In “Mudd’s Women” the topic is beauty. The Enterprise rescues a space cruiser piloted by interstellar conman Harry Mudd (Roger C. Carmel) who provides wives to settlers in far corners of the galaxy. With him are three stunning beauties who stop every crewman in his tracks (including Captain Kirk).
Between the seduction of Captain Kirk and weird sick bay readings noted by Dr. McCoy, stoic Mr. Spock suspects there is more to these ladies than meets the eye. When a shipboard crisis demands an emergency stop at a mining colony, three single miners take a liking to Mudd’s women – until their beauty starts to mysteriously fade and Mudd’s secret agenda is revealed.
For mid-’60s TV, the implied themes of drug addiction and human trafficking add weight to the obvious questions raised about the nature of beauty and how far a woman is willing to go to be appreciated.
I admit I was a pre-teen when I first saw this and between the stunning glamour photography, revealing gowns and grown-up themes, it all seemed pretty profound. Watching it again as an adult, I’ll stand by that lad’s assessment.
A guilty pleasure if ever there was one — and yet few movies have more things on their mind than this sly look at beauty and technology by Michael Crichton (“Jurassic Park”).
In many ways it’s a perfect ’80s movie: glamour, greed, overreaching faith in technology, pastel colors, computers, Victoria’s Secret lingerie, big hair, mirrored walls, electronic music scores, and a B-movie plot gussied up with a big budget.
Albert Finney plays a well-heeled Beverly Hills plastic surgeon with a thriving practice.
When not operating to Vivaldi in his shiny surgery center, he is consulting with beautiful models, three of whom request miniscule plastic surgeries in the hopes of making themselves perfect. When he learns two of the models have died under mysterious circumstances, he teams up with the remaining girl (played by Susan Dey) and uncovers a sinister tech company’s scheme to use perfect females for computer-generated figures that can be used forever (rendering the real models expendable).
In addition to this comic book plot, there is a futuristic “looker gun” that seems to freeze time, amoral corporations with global ambitions and silver fox James Coburn as the bad guy in charge.

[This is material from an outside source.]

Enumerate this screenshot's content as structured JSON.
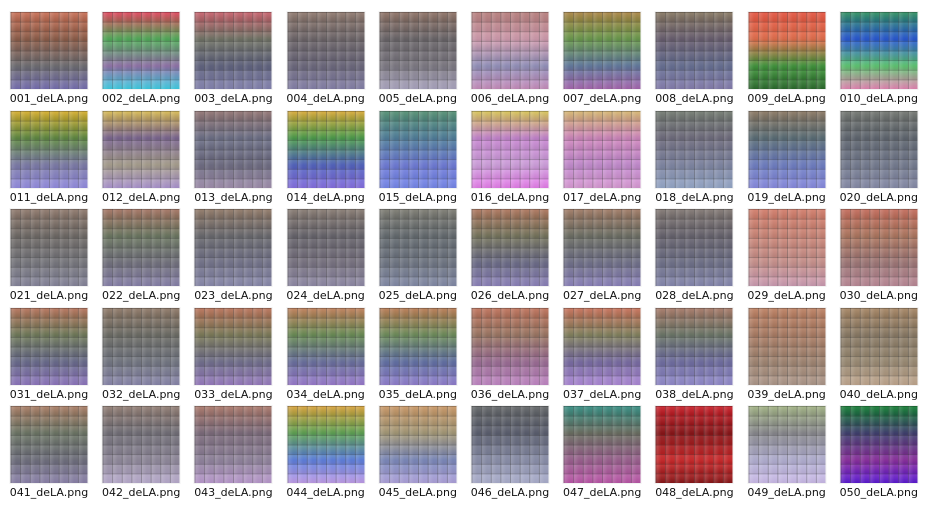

With satirical digs at cheesy TV commercials and some of the first computer-generated images in a movie, “Looker” never stops moving, as if hoping it can distract us from giant plot holes with beautiful girls and shiny gadgets. It is a reminder that some of the most charming movies are the ones that dare to predict the future and get things totally wrong.